- _DESCRIPTION OF THE TASK_:
Could you write out each of the records below exactly?

- _AVAILABLE DATA_:
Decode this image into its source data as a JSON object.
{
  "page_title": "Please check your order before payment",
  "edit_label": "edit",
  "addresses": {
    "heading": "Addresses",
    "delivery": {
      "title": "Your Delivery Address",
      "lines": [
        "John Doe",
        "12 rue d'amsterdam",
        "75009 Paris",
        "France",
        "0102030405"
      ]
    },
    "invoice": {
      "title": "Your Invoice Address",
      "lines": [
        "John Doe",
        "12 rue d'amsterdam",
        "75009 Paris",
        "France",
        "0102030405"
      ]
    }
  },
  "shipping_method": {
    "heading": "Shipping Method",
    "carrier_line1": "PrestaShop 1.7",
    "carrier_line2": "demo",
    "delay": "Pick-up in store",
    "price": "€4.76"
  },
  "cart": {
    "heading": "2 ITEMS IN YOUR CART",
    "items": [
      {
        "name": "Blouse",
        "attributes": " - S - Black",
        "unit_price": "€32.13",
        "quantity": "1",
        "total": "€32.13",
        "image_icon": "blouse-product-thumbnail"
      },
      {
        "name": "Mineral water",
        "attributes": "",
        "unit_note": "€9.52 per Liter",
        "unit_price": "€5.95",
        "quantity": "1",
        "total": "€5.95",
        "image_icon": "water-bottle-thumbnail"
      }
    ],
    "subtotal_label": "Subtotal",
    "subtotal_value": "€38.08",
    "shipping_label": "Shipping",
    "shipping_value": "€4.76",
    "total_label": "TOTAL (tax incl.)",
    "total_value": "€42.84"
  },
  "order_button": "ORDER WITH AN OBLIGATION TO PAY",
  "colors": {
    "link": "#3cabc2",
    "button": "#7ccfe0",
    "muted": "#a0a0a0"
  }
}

- _OUTPUT_:
Decode this image into its source data as a JSON object.
{
  "page_title": "Please check your order before payment",
  "edit_label": "edit",
  "addresses": {
    "heading": "Addresses",
    "delivery": {
      "title": "Your Delivery Address",
      "lines": [
        "John Doe",
        "12 rue d'amsterdam",
        "75009 Paris",
        "France",
        "0102030405"
      ]
    },
    "invoice": {
      "title": "Your Invoice Address",
      "lines": [
        "John Doe",
        "12 rue d'amsterdam",
        "75009 Paris",
        "France",
        "0102030405"
      ]
    }
  },
  "shipping_method": {
    "heading": "Shipping Method",
    "carrier_line1": "PrestaShop 1.7",
    "carrier_line2": "demo",
    "delay": "Pick-up in store",
    "price": "€4.76"
  },
  "cart": {
    "heading": "2 ITEMS IN YOUR CART",
    "items": [
      {
        "name": "Blouse",
        "attributes": " - S - Black",
        "unit_price": "€32.13",
        "quantity": "1",
        "total": "€32.13",
        "image_icon": "blouse-product-thumbnail"
      },
      {
        "name": "Mineral water",
        "attributes": "",
        "unit_note": "€9.52 per Liter",
        "unit_price": "€5.95",
        "quantity": "1",
        "total": "€5.95",
        "image_icon": "water-bottle-thumbnail"
      }
    ],
    "subtotal_label": "Subtotal",
    "subtotal_value": "€38.08",
    "shipping_label": "Shipping",
    "shipping_value": "€4.76",
    "total_label": "TOTAL (tax incl.)",
    "total_value": "€42.84"
  },
  "order_button": "ORDER WITH AN OBLIGATION TO PAY",
  "colors": {
    "link": "#3cabc2",
    "button": "#7ccfe0",
    "muted": "#a0a0a0"
  }
}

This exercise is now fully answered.